== Requirement ==
Every record is to be printed exactly as written, and any picture in it is skipped.

** Opening Supplied material block **

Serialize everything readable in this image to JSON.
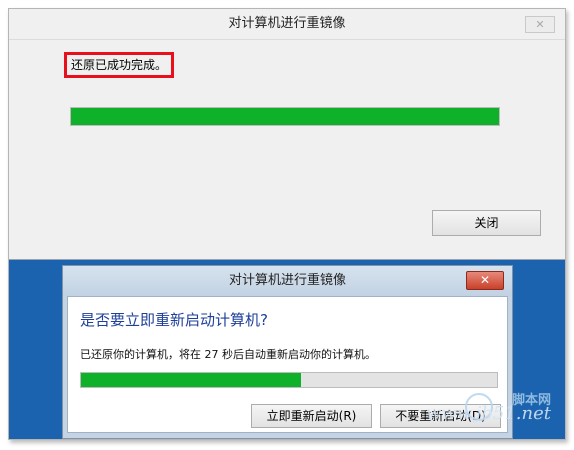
{
  "top_window": {
    "title": "对计算机进行重镜像",
    "close_icon": "close-icon",
    "restore_message": "还原已成功完成。",
    "progress_percent": 100,
    "close_button_label": "关闭"
  },
  "restart_dialog": {
    "title": "对计算机进行重镜像",
    "close_icon": "close-icon",
    "question": "是否要立即重新启动计算机?",
    "countdown_message": "已还原你的计算机，将在 27 秒后自动重新启动你的计算机。",
    "progress_percent": 53,
    "restart_now_label": "立即重新启动(R)",
    "dont_restart_label": "不要重新启动(D)"
  },
  "watermark": {
    "site_name": "脚本网",
    "url": "www.jb51.net"
  },
  "colors": {
    "progress_green": "#0fb02a",
    "highlight_red": "#e8101a",
    "desktop_blue": "#1b63ae",
    "question_blue": "#1e3f9a"
  }
}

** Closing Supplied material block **

== Task solution ==
Serialize everything readable in this image to JSON.
{
  "top_window": {
    "title": "对计算机进行重镜像",
    "close_icon": "close-icon",
    "restore_message": "还原已成功完成。",
    "progress_percent": 100,
    "close_button_label": "关闭"
  },
  "restart_dialog": {
    "title": "对计算机进行重镜像",
    "close_icon": "close-icon",
    "question": "是否要立即重新启动计算机?",
    "countdown_message": "已还原你的计算机，将在 27 秒后自动重新启动你的计算机。",
    "progress_percent": 53,
    "restart_now_label": "立即重新启动(R)",
    "dont_restart_label": "不要重新启动(D)"
  },
  "watermark": {
    "site_name": "脚本网",
    "url": "www.jb51.net"
  },
  "colors": {
    "progress_green": "#0fb02a",
    "highlight_red": "#e8101a",
    "desktop_blue": "#1b63ae",
    "question_blue": "#1e3f9a"
  }
}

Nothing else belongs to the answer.